For the past few years, auto repair shop owners in the Mariah Business Center industrial park have been at odds with local parking enforcement officials who insist on scouring their lots for vehicles with expired stickers waiting for car inspections, according to The Washington Post.
Bruce Redwine, owner of Chantilly Service Center and one of the estimated 701,100 auto mechanics in the U.S., according to the Bureau of Labor Statistics, finally had enough earlier this summer. He saw Fairfax County parking enforcement officer Jacquelyn D. Hogue, notorious for ticketing cars in the lot, approaching his auto repair shop and instantly knew what it was about.
He had just pulled a car that needed auto inspection into his shop in an attempt to avoid her wrath, but the move was unsuccessful as she already had the ticket written. Before she could even hand him the ticket, though, he snatched it out of her hand and threw some profanity-laced shade in her direction. She responded by calling the local police department and had him arrested for felony assault on a police officer, even though she isn’t a real cop and he claims to have never even touched her.
“They’re harassing the small businesses trying to make it in this tough economy,” said Ray Barrera of AandH Equipment Repair, another auto repair shop in the Mariah Business Center industrial park.
Parking officials are allowed onto the private property only because of a letter that the owner of the business center sent in 2009 specifically granting police permission to enforce county traffic, parking, and towing ordinances. Presumably the intent was to keep illegally parked cars from using the space, but instead it’s turned into a breeding ground for predatory ticketing techniques.

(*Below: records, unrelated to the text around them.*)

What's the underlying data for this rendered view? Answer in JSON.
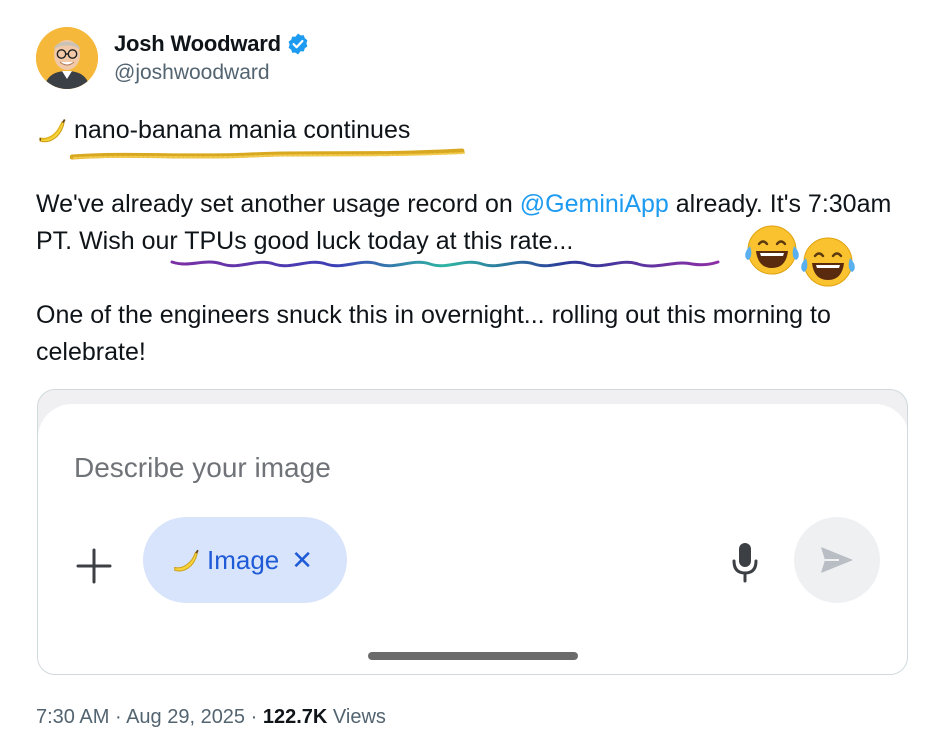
{
  "author": {
    "display_name": "Josh Woodward",
    "handle": "@joshwoodward",
    "verified": true,
    "avatar_bg": "#f5b83a"
  },
  "tweet": {
    "headline_emoji": "banana-icon",
    "headline": "nano-banana mania continues",
    "p1_before": "We've already set another usage record on ",
    "p1_mention": "@GeminiApp",
    "p1_after": " already. It's 7:30am PT. Wish our TPUs good luck today at this rate...",
    "p2": "One of the engineers snuck this in overnight... rolling out this morning to celebrate!",
    "reaction_emoji": "laughing-tears-icon"
  },
  "embedded_ui": {
    "prompt_placeholder": "Describe your image",
    "chip_label": "Image",
    "chip_close": "✕",
    "chip_bg": "#d8e4fb",
    "chip_color": "#1f5bd6"
  },
  "meta": {
    "time": "7:30 AM",
    "date": "Aug 29, 2025",
    "views_count": "122.7K",
    "views_label": "Views",
    "separator": " · "
  },
  "colors": {
    "link": "#1d9bf0",
    "secondary_text": "#536471",
    "verified": "#1d9bf0"
  }
}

Redwine was later acquitted of the charge on jury appeal after the first judge sentenced him to four days in prison. Although it was a relief to be found innocent of the charge, it still doesn’t change the fact he faces thousands of dollars in legal fees as well as the fact that he’s now been booked, fingerprinted, and had his mugshot taken for something so ridiculous.
This on top of the fact that he claims to have spent thousands of dollars, $2,200 in one month alone, covering the tickets his patrons have gotten while leaving their car with him. About 25% of drivers admitted to neglecting repairs/maintenance in the last year and with the average repair cost coming to about $305 in the U.S., it wouldn’t be good business to leave customers with even more of a burden.

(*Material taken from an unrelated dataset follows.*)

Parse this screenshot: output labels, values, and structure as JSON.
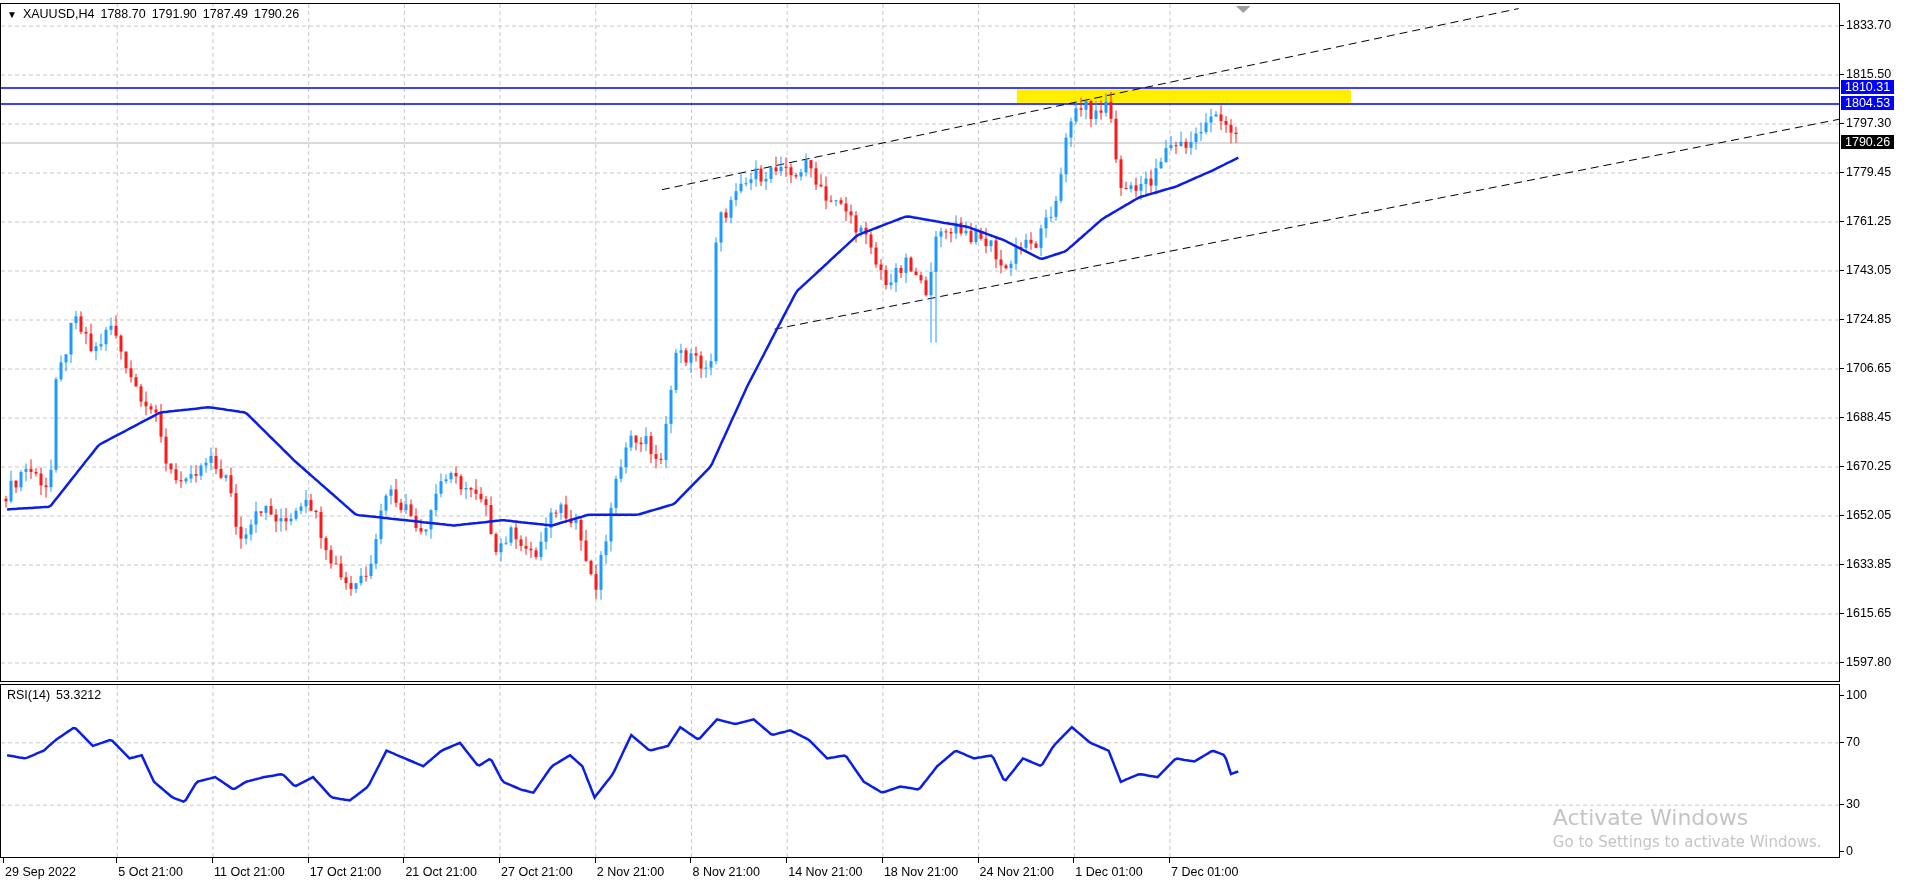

“In order to retain my clientele, I would eat the ticket,” Redwine said. “I don’t want to give them a bill for repairs and add on $50 for a ticket. You think they’ll come back?”
The auto repair shop owners realize the officers have permission to issue tickets in the lot, but they’re asking for common sense and discretion. Not only are they scaring away customers, but they’re also severely hurting local small businesses still recovering from the recent economic downturn. Standard protocol among the shop workers is to stop everything and start shuffling cars inside garages anytime Hogue is spotted in the lots vicinity.